Still Passionate About Manufacturing

Nov. 1, 2005
When we started publishing Automation World in June 2003, I wrote my first editorial on being passionate about automation. In the ensuing 27 issues, we have highlighted the efforts of many manufacturing professionals who have found success in a number of ways.

During my research for this month’s article on lean thinking, I interviewed many people with that passion for manufacturing. Or perhaps better said, a passion for making manufacturing better.

As I’m composing these thoughts, automotive parts supplier Delphi has just filed for bankruptcy as a method for bringing costs down. William Clay Ford made headlines predicting more losses for Ford Motor Co. and subsequent plant closings and layoffs. We need manufacturing leaders more than ever.

Every one of the leaders I interviewed discovered that simply implementing a new tool does not solve the problem of making manufacturing more profitable. It is the combination of a basic tool set and a different way of thinking and acting. As one person told me, “You really are trying to change the world.” The real challenge is to change the way you and all your colleagues think about problems. Then to change the way you all relate to each other. Another person told me that managers must begin to think of themselves as coaches or teachers—not as dictators.

Those of you who follow my blog ( know that I spent much of late September and early October on the road. The good thing is that I was able to meet many industry leaders and learn from some experienced teachers.

The organizers of the Invensys Process Systems User Conference this year featured Gordon Bethune as keynoter. Brought in to bring Continental Airlines back to life, Bethune made it one of few profitable airline companies. In a highly entertaining and captivating speech, Bethune highlighted his four-part plan for resuscitating the company.

The first thing, he said, is to sell people on the plan. That meant finding ways to not only get vice presidents on board, but also to motivate mechanics and flight attendants. His four plans were: market, financial, product and people. His marketing plan was “fly to win.” He said it was amazing how many people in the company didn’t think in those terms. Looking at the routes Continental was flying at the time and their loadings, he asked, “Why don’t we fly to where people want to go?” Again, he asked, “Why don’t we stop doing things that lose money?” Great questions for us today.

People dictums

You have to finance the operation and have a good product to offer customers. But he said the people plan was key. “Nothing happens without people to do it. And people have to enjoy coming to work,” are two dictums he offered.

From the Invensys conference, I went to the Emerson Process User Conference. There, retired Senior Vice President Dave Beckman offered a leadership course, then had to repeat it several times due to its popularity. Some of the best takeaways I received from his presentation included this tidbit—the key element of motivation is significance. He cited Peter Drucker’s comment that if you want to know what makes people tick, go to churches and non-profit organizations. Think about it. How do you get people to go to church and donate their money? How do you get dads to volunteer time with the Boy Scouts? How do you motivate people in your organization to help it succeed?
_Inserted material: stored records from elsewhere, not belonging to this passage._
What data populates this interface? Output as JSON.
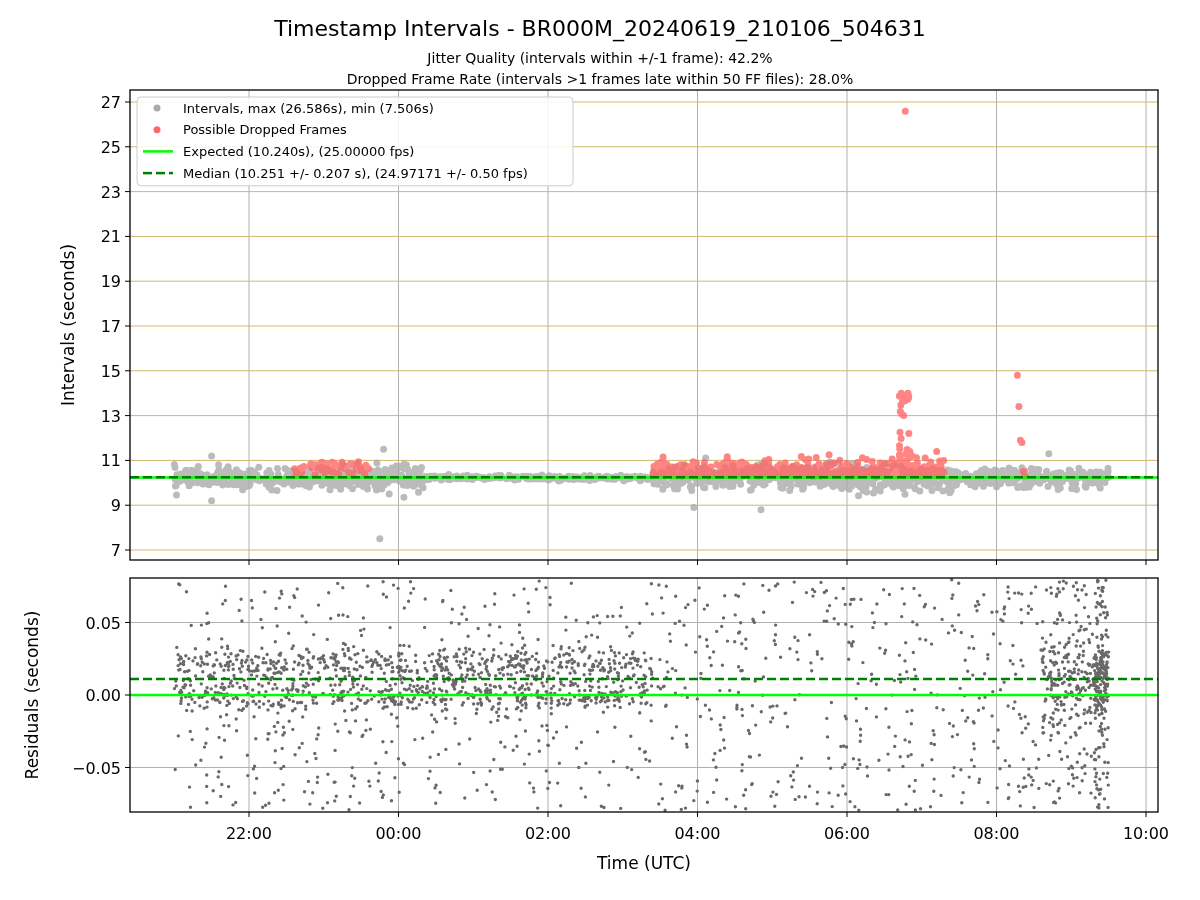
{
  "figure": {
    "title": "Timestamp Intervals - BR000M_20240619_210106_504631",
    "subtitles": [
      "Jitter Quality (intervals within +/-1 frame): 42.2%",
      "Dropped Frame Rate (intervals >1 frames late within 50 FF files): 28.0%"
    ]
  },
  "intervals_plot": {
    "y_axis_label": "Intervals (seconds)",
    "y_tick_labels": [
      "27",
      "25",
      "23",
      "21",
      "19",
      "17",
      "15",
      "13",
      "11",
      "9",
      "7"
    ],
    "legend": [
      {
        "label": "Intervals, max (26.586s), min (7.506s)",
        "kind": "marker",
        "color": "#aaaaaa"
      },
      {
        "label": "Possible Dropped Frames",
        "kind": "marker",
        "color": "#ff6666"
      },
      {
        "label": "Expected (10.240s), (25.00000 fps)",
        "kind": "line",
        "color": "#00ff00"
      },
      {
        "label": "Median (10.251 +/- 0.207 s), (24.97171 +/- 0.50 fps)",
        "kind": "dashed",
        "color": "#008000"
      }
    ]
  },
  "residuals_plot": {
    "y_axis_label": "Residuals (seconds)",
    "y_tick_labels": [
      "0.05",
      "0.00",
      "−0.05"
    ],
    "x_tick_labels": [
      "22:00",
      "00:00",
      "02:00",
      "04:00",
      "06:00",
      "08:00",
      "10:00"
    ],
    "x_axis_label": "Time (UTC)"
  }
}
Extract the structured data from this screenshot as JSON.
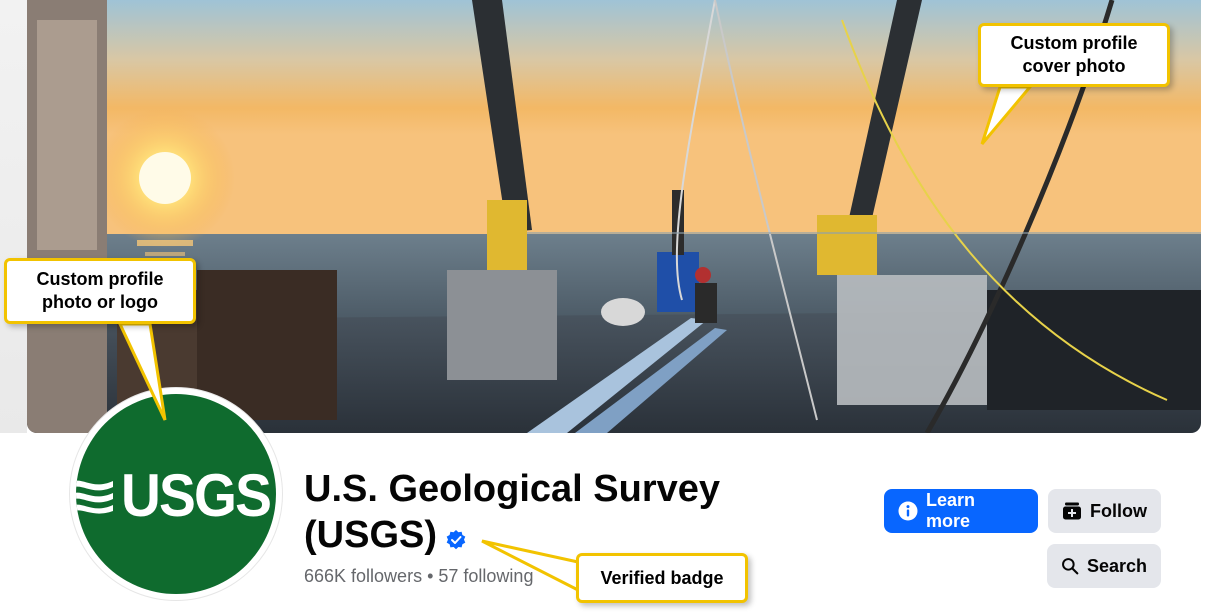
{
  "page": {
    "title": "U.S. Geological Survey (USGS)",
    "followers": "666K followers",
    "separator": " • ",
    "following": "57 following",
    "verified_icon": "verified-badge-icon"
  },
  "logo": {
    "text": "USGS",
    "background_color": "#0f6b2e"
  },
  "actions": {
    "learn_more": "Learn more",
    "follow": "Follow",
    "search": "Search"
  },
  "icons": {
    "learn_more": "info-icon",
    "follow": "follow-plus-icon",
    "search": "search-icon"
  },
  "colors": {
    "primary_button": "#0866ff",
    "secondary_button": "#e4e6eb",
    "callout_border": "#f2c300",
    "verified": "#0866ff"
  },
  "annotations": {
    "cover": "Custom profile\ncover photo",
    "logo": "Custom profile\nphoto or logo",
    "verified": "Verified badge"
  }
}
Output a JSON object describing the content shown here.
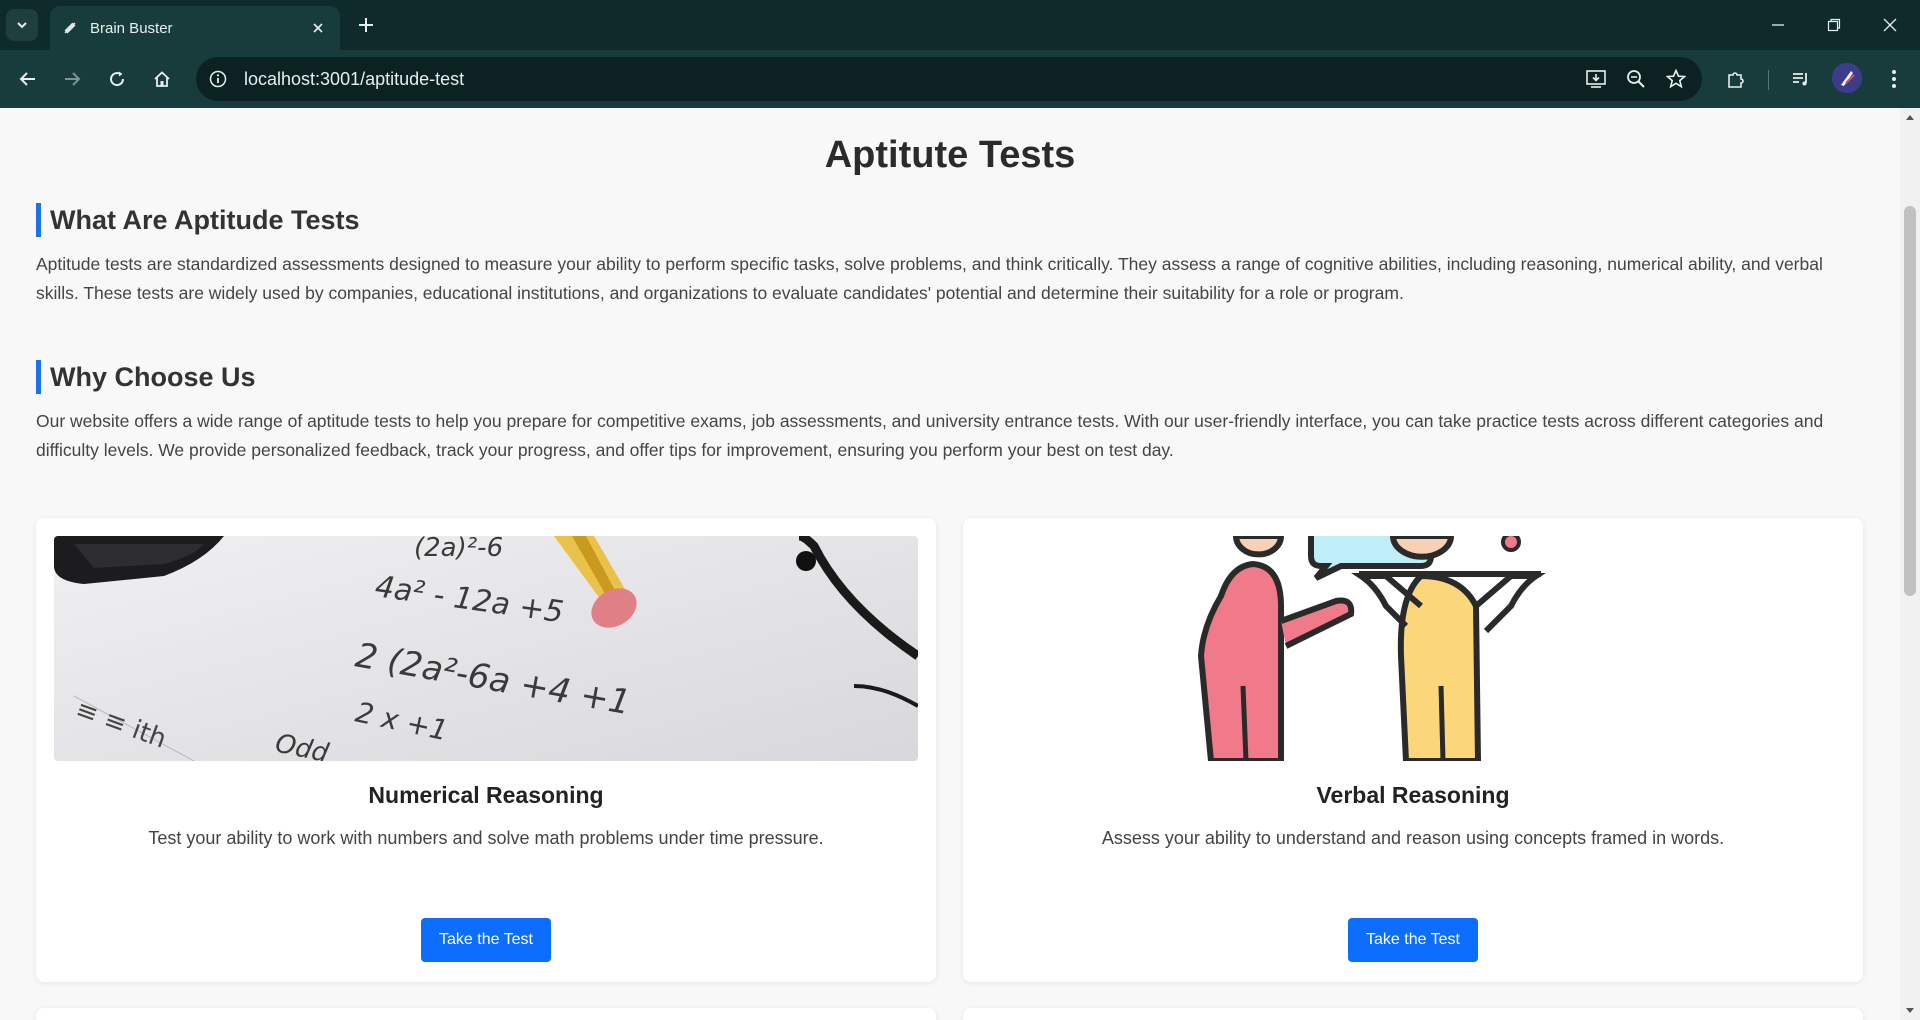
{
  "browser": {
    "tab_title": "Brain Buster",
    "url": "localhost:3001/aptitude-test"
  },
  "page": {
    "title": "Aptitute Tests",
    "sections": [
      {
        "heading": "What Are Aptitude Tests",
        "text": "Aptitude tests are standardized assessments designed to measure your ability to perform specific tasks, solve problems, and think critically. They assess a range of cognitive abilities, including reasoning, numerical ability, and verbal skills. These tests are widely used by companies, educational institutions, and organizations to evaluate candidates' potential and determine their suitability for a role or program."
      },
      {
        "heading": "Why Choose Us",
        "text": "Our website offers a wide range of aptitude tests to help you prepare for competitive exams, job assessments, and university entrance tests. With our user-friendly interface, you can take practice tests across different categories and difficulty levels. We provide personalized feedback, track your progress, and offer tips for improvement, ensuring you perform your best on test day."
      }
    ],
    "cards": [
      {
        "title": "Numerical Reasoning",
        "description": "Test your ability to work with numbers and solve math problems under time pressure.",
        "button": "Take the Test",
        "image_text": [
          "(2a)²-6",
          "4a² - 12a +5",
          "2 (2a²-6a +4 +1",
          "2 x +1",
          "Odd"
        ]
      },
      {
        "title": "Verbal Reasoning",
        "description": "Assess your ability to understand and reason using concepts framed in words.",
        "button": "Take the Test"
      }
    ]
  },
  "colors": {
    "accent": "#1a73e8",
    "button": "#0d6efd",
    "chrome_dark": "#0f2a2a",
    "chrome_toolbar": "#183c3c"
  }
}
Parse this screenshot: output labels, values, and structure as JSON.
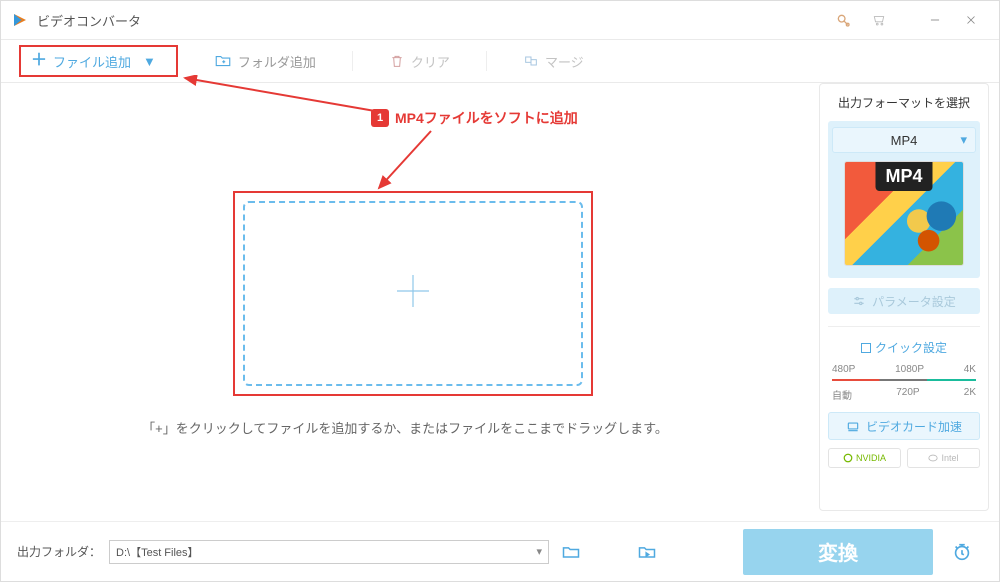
{
  "titlebar": {
    "title": "ビデオコンバータ"
  },
  "toolbar": {
    "add_file": "ファイル追加",
    "add_folder": "フォルダ追加",
    "clear": "クリア",
    "merge": "マージ"
  },
  "callout": {
    "step": "1",
    "text": "MP4ファイルをソフトに追加"
  },
  "dropzone": {
    "hint": "「+」をクリックしてファイルを追加するか、またはファイルをここまでドラッグします。"
  },
  "rightpanel": {
    "title": "出力フォーマットを選択",
    "format_selected": "MP4",
    "format_badge": "MP4",
    "param_button": "パラメータ設定",
    "quick_title": "クイック設定",
    "quality_top": [
      "480P",
      "1080P",
      "4K"
    ],
    "quality_bottom": [
      "自動",
      "720P",
      "2K"
    ],
    "gpu_button": "ビデオカード加速",
    "vendor_nvidia": "NVIDIA",
    "vendor_intel": "Intel"
  },
  "bottombar": {
    "label": "出力フォルダ：",
    "path": "D:\\【Test Files】",
    "convert": "変換"
  }
}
Beckman left us with the thought that true leadership is moral leadership. Famous football coach Bear Bryant said a leader’s character is more important than his skills.

And St. Francis of Assisi said, “Go and teach values every day, and, if necessary, use words.”